What is it?

Cryptolocker, and other encryption viruses like it, are ransomware viruses – that is, they hold your computer (or in this case, your files) for ransom, asking for money to unlock them. The virus is usually transmitted using a fake email, disguised to look like something legitimate. Examples we’ve seen include: an email from UPS telling you about a supposed missed delivery, an email from LinkedIn with an attached résumé, and an email from the IRS with “important information about your taxes”. All of these have an attachment, usually in the form of a Zip file. Inside the zip file is usually what appears to be a PDF document (or similar document file), but this is where the virus is hidden. Windows, by default, hides the File Extension. However, it doesn’t prevent you (or virus creators) from putting a fake file extension in the name of the file itself. The upshot is that you may think a file is “document.pdf” when in reality, because of the hidden file extension, it is “document.pdf.exe”. Thus, when you double-click on the file to open what you think is a document you need to read, it actually runs a program instead!

Once the virus program is running, it configures the computer to run it on startup (so that if you reboot, the virus still pops up), and starts talking to a Command and Control server on the internet. This server is run by the virus creators, and generates a 2048-bit RSA Key pair which is used to encrypt your files.
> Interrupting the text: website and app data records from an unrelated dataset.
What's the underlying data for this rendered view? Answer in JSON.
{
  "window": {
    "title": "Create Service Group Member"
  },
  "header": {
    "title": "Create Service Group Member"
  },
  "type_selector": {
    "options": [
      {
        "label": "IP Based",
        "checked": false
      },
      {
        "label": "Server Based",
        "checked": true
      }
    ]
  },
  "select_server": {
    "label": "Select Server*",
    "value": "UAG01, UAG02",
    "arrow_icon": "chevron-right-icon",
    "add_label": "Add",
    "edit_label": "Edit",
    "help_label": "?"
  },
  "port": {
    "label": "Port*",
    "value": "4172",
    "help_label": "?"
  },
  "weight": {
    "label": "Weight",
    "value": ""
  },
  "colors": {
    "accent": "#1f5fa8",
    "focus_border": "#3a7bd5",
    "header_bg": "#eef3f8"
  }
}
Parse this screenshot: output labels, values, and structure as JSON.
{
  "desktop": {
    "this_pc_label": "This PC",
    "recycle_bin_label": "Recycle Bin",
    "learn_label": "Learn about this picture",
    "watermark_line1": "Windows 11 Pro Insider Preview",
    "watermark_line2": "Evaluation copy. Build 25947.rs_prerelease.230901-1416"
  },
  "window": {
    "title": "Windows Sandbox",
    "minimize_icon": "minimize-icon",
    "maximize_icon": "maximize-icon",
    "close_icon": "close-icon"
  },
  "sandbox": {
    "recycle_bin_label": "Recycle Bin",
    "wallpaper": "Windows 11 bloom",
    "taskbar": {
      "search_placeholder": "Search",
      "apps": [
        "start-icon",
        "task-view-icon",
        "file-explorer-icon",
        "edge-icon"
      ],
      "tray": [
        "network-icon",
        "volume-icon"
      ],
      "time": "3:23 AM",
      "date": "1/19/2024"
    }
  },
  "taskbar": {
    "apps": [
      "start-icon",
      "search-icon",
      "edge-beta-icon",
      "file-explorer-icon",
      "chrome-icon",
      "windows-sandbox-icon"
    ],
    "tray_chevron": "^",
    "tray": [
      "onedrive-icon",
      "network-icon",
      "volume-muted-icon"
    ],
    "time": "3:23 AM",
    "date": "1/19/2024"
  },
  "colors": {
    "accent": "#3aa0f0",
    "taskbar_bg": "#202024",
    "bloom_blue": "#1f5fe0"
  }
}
What files are actually locked depends on the exact version of the virus – for example, most versions we’ve seen do not encrypt Quickbooks data files, but that doesn’t mean they won’t in the future. The virus generally follows the tree structure of your computer, so most of the time every folder will be scanned, including Mapped Drives that are shared from another computer.

Once it’s done encrypting your files, it will either display a window asking for money in order to fix the problem, or create a text file in each encrypted folder saying the same thing. Depending on the version of the virus, it can be anything from $200 to over $2000, and many varieties have a time limit after which you are charged extra to decrypt your files. At the time of this writing, the price is $500 for the CryptoWall variant, and can fluctuate often.

So what can I do about it?

The reason these encryption infections are so nasty is because they’re impossible to fix manually and paying the ransom would be “giving in to the criminals”.

So, what if you’ve already been infected? Unfortunately, there’s only two options from here: restore from backups, or pay the ransom and hope the operators unlock your files. While we’ve seen it work a couple times, we don’t recommend paying the ransom because there is no guarantee that you’ll get your stuff back – plus, you’re just proving to these criminals that their scheme works. Of course, if you’ve got critical information and no backups, that may be your only option.

On the other side, the problem with backups is that you have to have planned ahead and actually taken said backups. While some of you may say “well, yeah, that’s common sense”, the unfortunate truth is that many people don’t realize they should be backing up their important information.

How do I keep myself safe?

  • Be careful what you click on. Malicious email attachments are the most common way to get infected with a Crypto virus. If you’re not expecting an attachment from someone, don’t open it. ESPECIALLY if it’s a zip file and you aren’t darn sure you know what’s inside.
  • Always have one or two (preferably two) up-to-date, cold backup copies of your important data. That way, if you happen to accidentally get infected, you can just restore your backup and get on with your day.

In Conclusion

There’s a lot to take in when it comes to big viruses like this. The bottom line, and the one we’d like to drill in with this post, is: backups, backups, backups. Back up frequently, remove your backup drive when you’re done, and take it somewhere safe. It’s truly the only way to be sure you won’t lose your data if you get hit by an encryption virus.

If you’ve got any questions about what you’ve read, feel free to send an email using the contact form link here on our website, or find your local store page and give us a call. And if you suspect you’ve been hit with the infection, give us a call right away and we’ll be happy to help you out!